Robert has given numerous talks on and has written multiple articles about the Linux kernel. He is a Contributing Editor for Linux Journal.
Robert received a B.A. in Mathematics and a B.S. in Computer Science from the University of Florida. Born in South Florida, Robert currently calls Cambridge, Massachusetts home. He enjoys college football, photography, and cooking.
Top customer reviews
There was a problem filtering reviews right now. Please try again later.
The book is quite easy to follow and read and does not try to overwhelm readers with tons of information (consequently it does not address many details in Linux kernel). I consider this is a major strength of the book which parts away from other books (comparing to "Understanding the Linux Kernel", which has quite some details on each subsystem, but if you take the book as your guide to kernel programming, you feel you are overwhelmed by the information and often clueless on where to start to write some simple stuffs. This does not mean I think the latter is a bad one - it is a very good one indeed). Considering the fact that Linux kernel evolves so fast, it may make sense to focus on the core parts and once you understand them, it may become easy for you to track and understand changes later. Even as a professional programmer doing kernel development, occasionally referencing a well-written book like this is very helpful.
I am a bit reluctant to rate it 5 stars though due to many typos observed, which I guess is the result of rush to publishing (and the poor job of proofreading). Fortuanately, most can be understood by reading the contexts around them. But a few are really misleading or totally wrong. For example, on page 169, there is a sample code to show how page allocation/free is done in kernel. It uses __get_free_pages() to allocate pages, but uses free_pages() to free these pages. As the author has just said a page ago, __free_pages() should be used to free (struct page*) pages, otherwise corruption will ensure (free_pages is used to free pages with logic address as parameter).
But I should've looked at the "look inside" more.

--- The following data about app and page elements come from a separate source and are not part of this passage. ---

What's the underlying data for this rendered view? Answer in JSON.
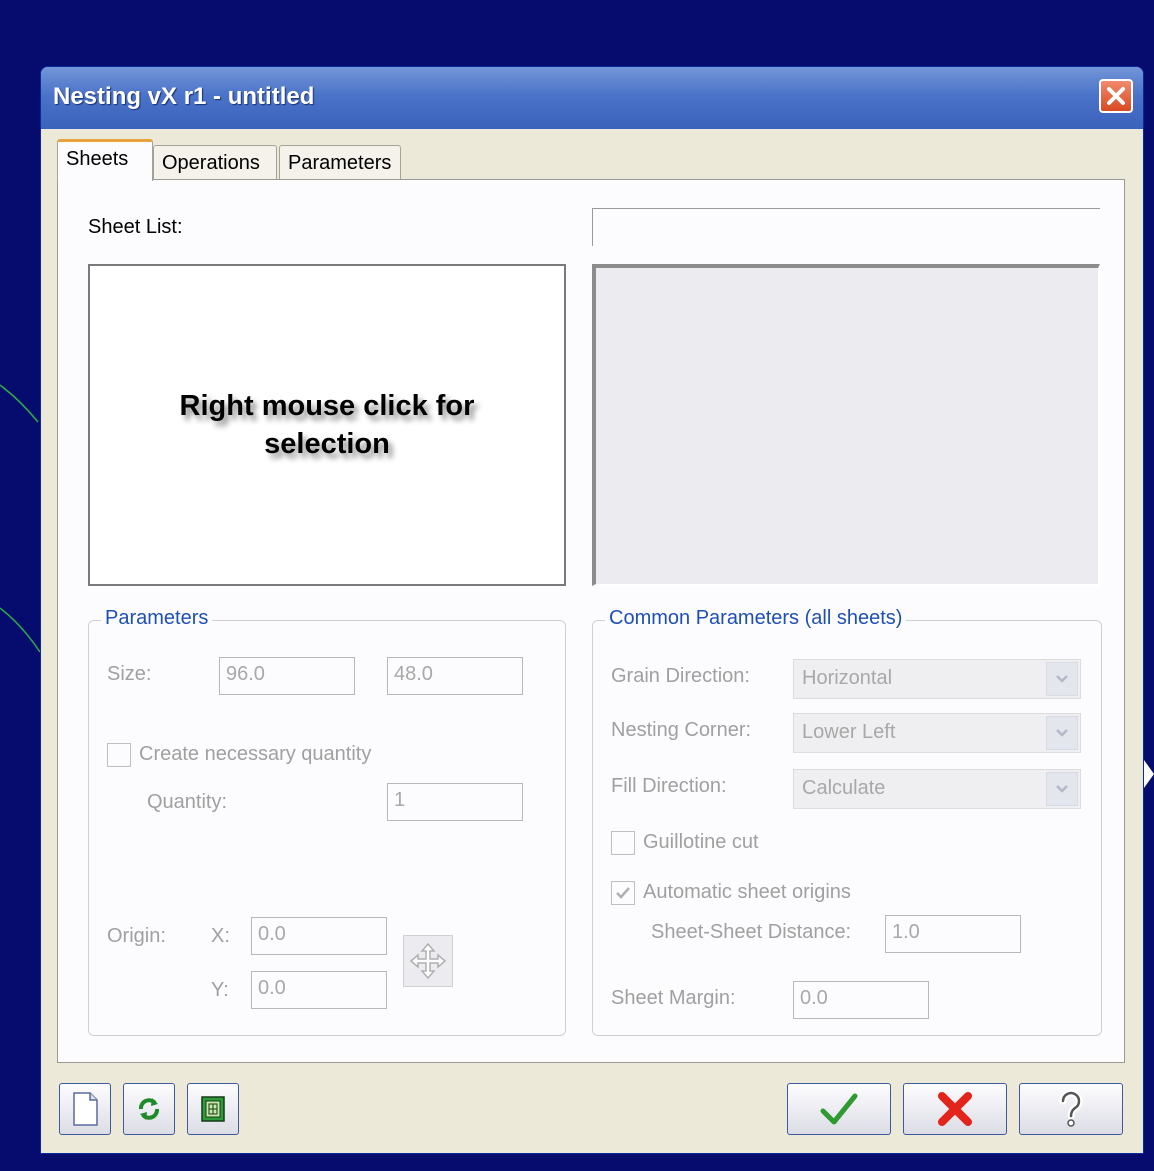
{
  "window": {
    "title": "Nesting vX r1 - untitled"
  },
  "tabs": [
    {
      "label": "Sheets",
      "active": true
    },
    {
      "label": "Operations",
      "active": false
    },
    {
      "label": "Parameters",
      "active": false
    }
  ],
  "sheets_tab": {
    "sheet_list_label": "Sheet List:",
    "sheet_list_hint": "Right mouse click for selection",
    "sheet_name_value": ""
  },
  "parameters_group": {
    "title": "Parameters",
    "size_label": "Size:",
    "size_width": "96.0",
    "size_height": "48.0",
    "create_quantity_label": "Create necessary quantity",
    "create_quantity_checked": false,
    "quantity_label": "Quantity:",
    "quantity_value": "1",
    "origin_label": "Origin:",
    "x_label": "X:",
    "x_value": "0.0",
    "y_label": "Y:",
    "y_value": "0.0"
  },
  "common_group": {
    "title": "Common Parameters (all sheets)",
    "grain_label": "Grain Direction:",
    "grain_value": "Horizontal",
    "corner_label": "Nesting Corner:",
    "corner_value": "Lower Left",
    "fill_label": "Fill Direction:",
    "fill_value": "Calculate",
    "guillotine_label": "Guillotine cut",
    "guillotine_checked": false,
    "auto_origins_label": "Automatic sheet origins",
    "auto_origins_checked": true,
    "distance_label": "Sheet-Sheet Distance:",
    "distance_value": "1.0",
    "margin_label": "Sheet Margin:",
    "margin_value": "0.0"
  },
  "colors": {
    "desktop": "#050c6e",
    "titlebar": "#4b73c8",
    "group_title": "#1f4fb4",
    "ok_check": "#2f9a2f",
    "cancel_x": "#e2241a",
    "tab_highlight": "#e8a33c"
  },
  "icons": {
    "close": "close-icon",
    "new_sheet": "new-document-icon",
    "refresh": "refresh-icon",
    "sheet_tool": "sheet-material-icon",
    "ok": "checkmark-icon",
    "cancel": "cancel-x-icon",
    "help": "question-mark-icon",
    "pan": "move-arrows-icon"
  }
}
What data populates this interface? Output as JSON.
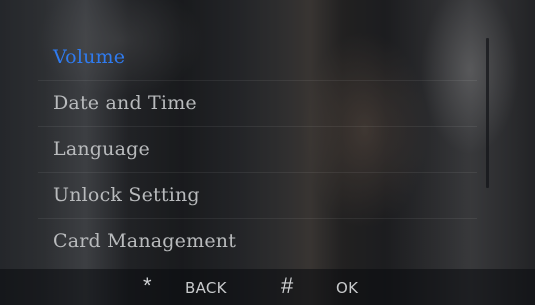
{
  "menu": {
    "items": [
      {
        "label": "Volume",
        "selected": true
      },
      {
        "label": "Date and Time",
        "selected": false
      },
      {
        "label": "Language",
        "selected": false
      },
      {
        "label": "Unlock Setting",
        "selected": false
      },
      {
        "label": "Card Management",
        "selected": false
      }
    ]
  },
  "footer": {
    "back_key": "*",
    "back_label": "BACK",
    "ok_key": "#",
    "ok_label": "OK"
  },
  "colors": {
    "selected_text": "#2f7bf0",
    "normal_text": "#b9bbbd"
  }
}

Some stupid typesetting:
ILLITERATE PARAGRAPHS. Sometime around 2009 (?) some bright light decided paragraphs were *much* cooler without indents. They aren't. They're harder to read. I don't know if the dead tree version has also purged paragraph indents, but in the 2nd edition they're still unfashionably marking the beginning of paragraphs.
TINY TYPE. A familiar problem in technical books set with primitive typesetting systems, I first noticed this at location 2949, where the monospace "request_irq" is shown in tiny type. I tried changing the type size to giant, but the tiny type remained -- always the way truly stupid typesetting works; it's probably a graphic because the truly stupid typesetting system is unable to preserve unwrapped material. Or something. A few lines down "typedef irqreturn_t" is shown in regular non-tiny monospace which *does* change with the font size.

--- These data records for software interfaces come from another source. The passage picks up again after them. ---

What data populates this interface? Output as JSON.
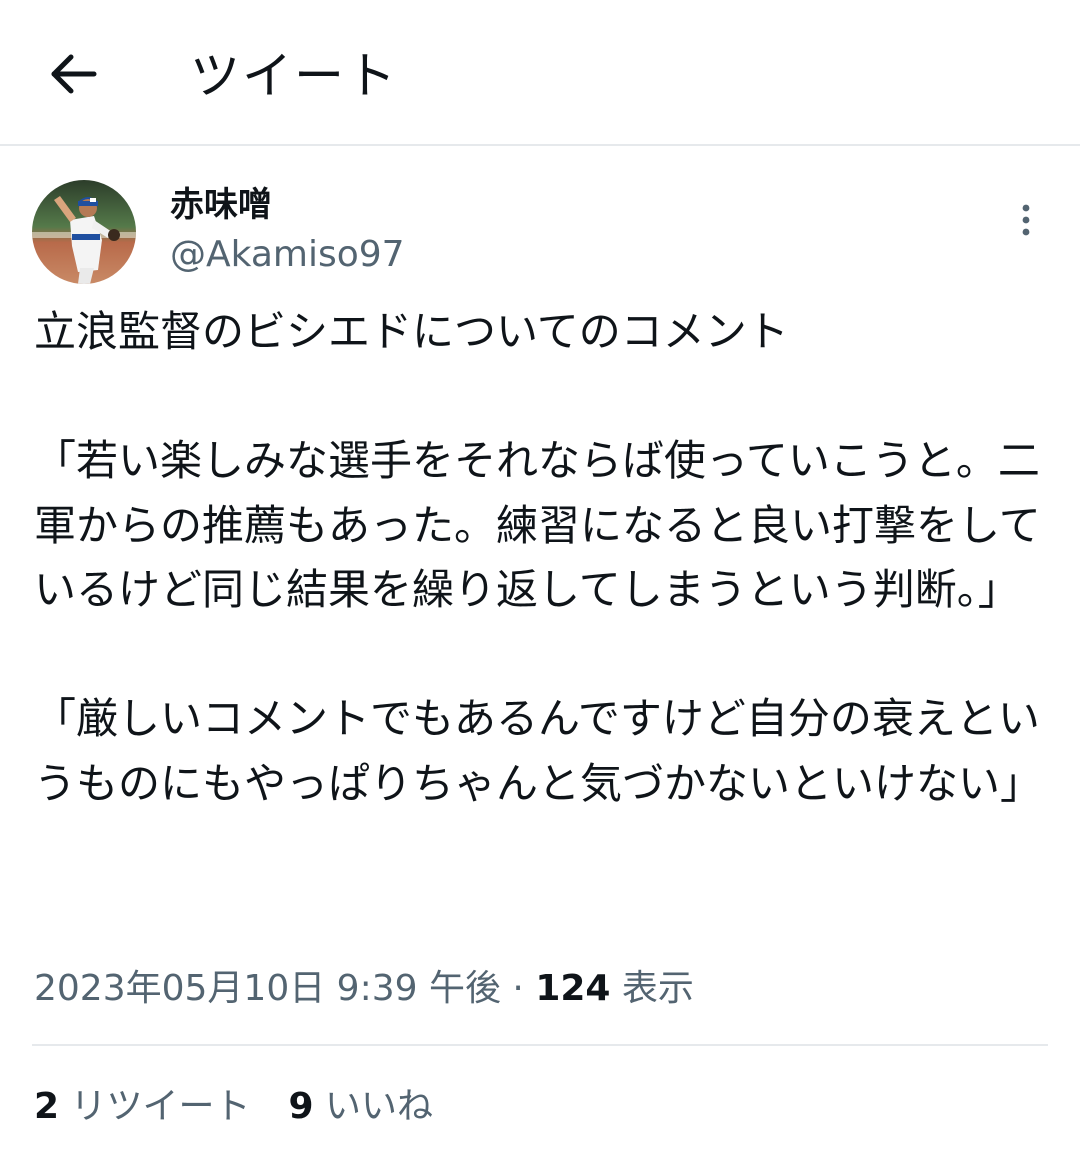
{
  "header": {
    "back_icon": "arrow-left-icon",
    "title": "ツイート"
  },
  "author": {
    "display_name": "赤味噌",
    "handle": "@Akamiso97",
    "avatar_icon": "baseball-pitcher-photo"
  },
  "more_icon": "vertical-ellipsis-icon",
  "tweet": {
    "text": "立浪監督のビシエドについてのコメント\n\n「若い楽しみな選手をそれならば使っていこうと。二軍からの推薦もあった。練習になると良い打撃をしているけど同じ結果を繰り返してしまうという判断。」\n\n「厳しいコメントでもあるんですけど自分の衰えというものにもやっぱりちゃんと気づかないといけない」"
  },
  "meta": {
    "timestamp": "2023年05月10日 9:39 午後",
    "separator": " · ",
    "views_count": "124",
    "views_label": " 表示"
  },
  "stats": {
    "retweets_count": "2",
    "retweets_label": " リツイート",
    "likes_count": "9",
    "likes_label": " いいね"
  },
  "colors": {
    "text_primary": "#0f1419",
    "text_secondary": "#536471",
    "divider": "#e6e9ec"
  }
}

NO INDEX. The Kindle can *search* and I suppose that's supposed to be preferable. Without a keyboard, I'm not convinced.
So I guess my point is, nothing's wrong about the *text*, but if you're considering between the printed versus Kindle edition, apparently they're still working out the kinks in this ebook stuff....

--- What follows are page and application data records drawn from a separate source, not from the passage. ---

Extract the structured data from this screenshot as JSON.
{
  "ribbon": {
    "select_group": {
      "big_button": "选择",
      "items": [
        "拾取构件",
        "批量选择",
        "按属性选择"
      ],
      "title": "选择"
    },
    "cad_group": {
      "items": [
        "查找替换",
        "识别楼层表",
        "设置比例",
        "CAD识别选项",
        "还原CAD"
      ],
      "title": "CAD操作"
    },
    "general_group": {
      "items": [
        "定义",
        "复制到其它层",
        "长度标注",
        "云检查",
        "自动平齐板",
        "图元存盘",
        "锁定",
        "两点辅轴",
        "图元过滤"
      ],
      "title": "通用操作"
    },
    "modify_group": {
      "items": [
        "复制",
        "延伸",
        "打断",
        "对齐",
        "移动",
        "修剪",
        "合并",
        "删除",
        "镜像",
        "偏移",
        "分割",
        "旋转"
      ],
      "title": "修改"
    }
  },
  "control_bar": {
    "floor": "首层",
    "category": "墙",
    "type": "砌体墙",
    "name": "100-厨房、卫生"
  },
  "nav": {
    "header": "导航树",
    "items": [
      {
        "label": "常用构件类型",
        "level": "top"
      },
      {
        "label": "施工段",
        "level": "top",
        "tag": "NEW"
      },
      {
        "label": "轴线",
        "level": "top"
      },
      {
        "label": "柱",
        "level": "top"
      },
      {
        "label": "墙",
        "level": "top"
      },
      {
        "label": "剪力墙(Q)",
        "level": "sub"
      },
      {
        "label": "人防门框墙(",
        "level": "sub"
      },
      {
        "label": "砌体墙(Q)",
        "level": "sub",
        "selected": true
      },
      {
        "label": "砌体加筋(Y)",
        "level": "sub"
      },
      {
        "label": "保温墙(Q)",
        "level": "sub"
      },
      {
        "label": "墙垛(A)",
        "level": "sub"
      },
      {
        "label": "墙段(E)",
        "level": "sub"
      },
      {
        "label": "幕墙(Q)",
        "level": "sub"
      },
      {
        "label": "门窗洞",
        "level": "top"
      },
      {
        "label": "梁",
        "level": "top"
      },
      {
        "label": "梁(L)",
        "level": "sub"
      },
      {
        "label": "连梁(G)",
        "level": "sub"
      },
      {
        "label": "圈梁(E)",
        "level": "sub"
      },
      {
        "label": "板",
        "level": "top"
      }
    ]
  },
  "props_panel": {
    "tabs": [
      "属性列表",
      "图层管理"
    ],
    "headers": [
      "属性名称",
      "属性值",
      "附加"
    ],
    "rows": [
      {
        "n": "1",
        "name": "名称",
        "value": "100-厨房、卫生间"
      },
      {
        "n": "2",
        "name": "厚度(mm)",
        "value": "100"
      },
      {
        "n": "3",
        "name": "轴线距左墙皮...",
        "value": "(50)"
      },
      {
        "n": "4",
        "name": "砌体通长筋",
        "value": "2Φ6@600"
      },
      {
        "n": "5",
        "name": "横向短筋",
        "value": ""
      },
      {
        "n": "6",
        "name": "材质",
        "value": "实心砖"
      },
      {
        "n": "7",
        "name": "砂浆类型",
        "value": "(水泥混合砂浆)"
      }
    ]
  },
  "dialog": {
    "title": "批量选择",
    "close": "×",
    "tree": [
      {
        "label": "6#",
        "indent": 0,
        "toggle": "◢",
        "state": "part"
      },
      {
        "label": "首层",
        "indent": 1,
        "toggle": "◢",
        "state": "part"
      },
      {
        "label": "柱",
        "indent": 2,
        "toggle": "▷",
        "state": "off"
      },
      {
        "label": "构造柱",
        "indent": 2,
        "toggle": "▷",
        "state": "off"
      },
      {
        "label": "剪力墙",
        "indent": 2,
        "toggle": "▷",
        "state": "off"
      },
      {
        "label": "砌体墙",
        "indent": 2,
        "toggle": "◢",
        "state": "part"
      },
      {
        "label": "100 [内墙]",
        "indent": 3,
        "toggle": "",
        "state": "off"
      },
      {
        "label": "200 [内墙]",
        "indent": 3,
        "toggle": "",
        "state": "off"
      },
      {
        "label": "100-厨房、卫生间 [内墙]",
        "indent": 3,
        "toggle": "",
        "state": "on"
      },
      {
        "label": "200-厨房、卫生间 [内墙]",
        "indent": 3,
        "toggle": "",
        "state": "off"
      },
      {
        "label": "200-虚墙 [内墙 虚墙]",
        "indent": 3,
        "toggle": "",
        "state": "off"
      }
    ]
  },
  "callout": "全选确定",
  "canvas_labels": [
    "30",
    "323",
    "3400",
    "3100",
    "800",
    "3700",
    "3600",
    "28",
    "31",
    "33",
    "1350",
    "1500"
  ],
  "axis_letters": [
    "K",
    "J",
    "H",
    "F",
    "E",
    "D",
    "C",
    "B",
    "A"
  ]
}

Sat 10/18/2014 4:04 pm. Corrected stupid "sans-serif" to "monospace".
The author not only knows what he says (and writes...), but he understands it deeply and he is able to explain it to you in an easy way, with fun.
You don't need to be a linux kernel developer to find this book useful: you can find it very interesting to read how skilled, clever and expert developers solved difficult problems (often in a surprisingly easy way...) at kernel level, and you can use this knowledge in your own user-level world (or in the embedded world, like I do).
The only part I've found a little bit boring is the Virtual Filesystem chapter. My fault, anyway!
Most recent customer reviews
I request the author to invest more time to tell the full story more vividly. No hurry.Read more